With scores of prospective lawyers set to take Florida’s first-ever online Bar exams Wednesday, a growing chorus is calling for state officials to consider alternatives amid reports of problems with the exam software.
On Friday, State Reps. Anna Eskamani, D-Orlando, and Carlos Guillermo Smith, D-Orlando, sent a letter to the Florida Supreme Court and the Florida Board of Bar Examiners urging them to consider an email-based open-book exam or to abandon the tests in favor an alternative law-licensing procedure known as diploma privilege.
“In extreme times, extraordinary measures are warranted,” the representatives wrote. “That is why our offices wholly support emergency licensure, and why we believe it is the right thing to do.”
A separate letter sent Friday, also addressed to the Supreme Court and the Board of Bar Examiners, bore the names of 10 Florida law school deans. It asked for board officials to have a contingency plan in the event that a live trial of the software, set for Monday, does not prove successful. The letter also suggested allowing an open-book exam with essay answers submitted by email.
The Bar exams, which prospective lawyers must pass in order to practice law in Florida, are given twice a year and typically attract thousands of test-takers. This year, the exams were slated to occur in July at locations in Tampa and Orlando, but concerns about the potential spread of the coronavirus spurred the board to cancel the in-person exams and institute the online test.

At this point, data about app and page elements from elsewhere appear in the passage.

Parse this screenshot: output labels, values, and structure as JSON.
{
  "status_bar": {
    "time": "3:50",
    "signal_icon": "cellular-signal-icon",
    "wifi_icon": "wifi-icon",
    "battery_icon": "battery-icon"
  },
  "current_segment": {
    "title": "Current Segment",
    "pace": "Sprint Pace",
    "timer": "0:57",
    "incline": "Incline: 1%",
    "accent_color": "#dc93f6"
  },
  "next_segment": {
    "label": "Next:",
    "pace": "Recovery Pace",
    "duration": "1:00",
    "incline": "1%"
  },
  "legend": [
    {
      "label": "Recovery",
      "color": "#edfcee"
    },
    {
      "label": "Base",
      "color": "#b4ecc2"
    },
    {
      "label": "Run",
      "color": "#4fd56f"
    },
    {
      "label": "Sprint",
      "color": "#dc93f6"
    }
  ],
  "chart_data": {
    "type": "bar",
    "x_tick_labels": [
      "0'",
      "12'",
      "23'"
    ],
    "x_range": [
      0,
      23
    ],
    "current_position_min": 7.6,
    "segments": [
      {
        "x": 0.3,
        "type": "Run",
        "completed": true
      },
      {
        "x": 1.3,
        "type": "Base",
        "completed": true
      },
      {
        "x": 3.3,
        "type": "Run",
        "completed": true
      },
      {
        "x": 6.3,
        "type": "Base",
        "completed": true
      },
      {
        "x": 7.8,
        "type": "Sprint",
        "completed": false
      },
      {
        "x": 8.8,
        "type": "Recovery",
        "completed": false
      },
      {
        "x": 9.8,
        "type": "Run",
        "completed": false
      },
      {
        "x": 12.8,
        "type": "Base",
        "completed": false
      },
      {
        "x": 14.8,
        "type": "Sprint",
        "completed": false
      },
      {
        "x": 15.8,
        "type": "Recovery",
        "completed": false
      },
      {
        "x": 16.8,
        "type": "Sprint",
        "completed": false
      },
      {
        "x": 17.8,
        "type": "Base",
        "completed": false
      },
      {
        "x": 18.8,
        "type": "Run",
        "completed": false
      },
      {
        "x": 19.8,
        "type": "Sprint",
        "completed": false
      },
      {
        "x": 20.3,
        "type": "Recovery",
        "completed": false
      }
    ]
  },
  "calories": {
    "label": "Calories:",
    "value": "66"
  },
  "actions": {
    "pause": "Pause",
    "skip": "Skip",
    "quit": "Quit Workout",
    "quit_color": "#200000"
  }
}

In recent days, however, concern has grown about the security and usability of the online exam software. Test-takers have reported a number of problems. They say that the software, developed by ILG Technologies of Missouri, froze or slowed down their computers or caused them to overheat. Others reported that the facial recognition log-in system allowed access to the software when shown a dog’s face or an open window.
The Board of Bar Examiners did not immediately respond Friday to a request for comment. The board posted a statement this week on their website, which said that of 1,100 people who have downloaded the software, nine have reported problems.
The statement said the board was working with a cybersecurity firm to investigate the problems. It also said that they had reviewed technical issues with ILG and identified several areas in which the company could make improvements to the software.
They aim to have a new version ready for download on Saturday, with the live trial set for Monday.
In their letter, Eskamani and Smith wrote that many test-takers had contacted their offices with concerns. They noted that other states have abandoned online exams and switched to open-book, email-based tests. Several others have allowed diploma privilege.
They suggested that a diploma privilege in Florida could require that Bar applicants complete 40 hours of continuing legal education under the supervision of a licensed attorney prior to being admitted.
“This one-time emergency licensing would allow examinees to enter the job market, gain health insurance, and be able to move on with their lives during these trying times of COVID-19,” the letter stated.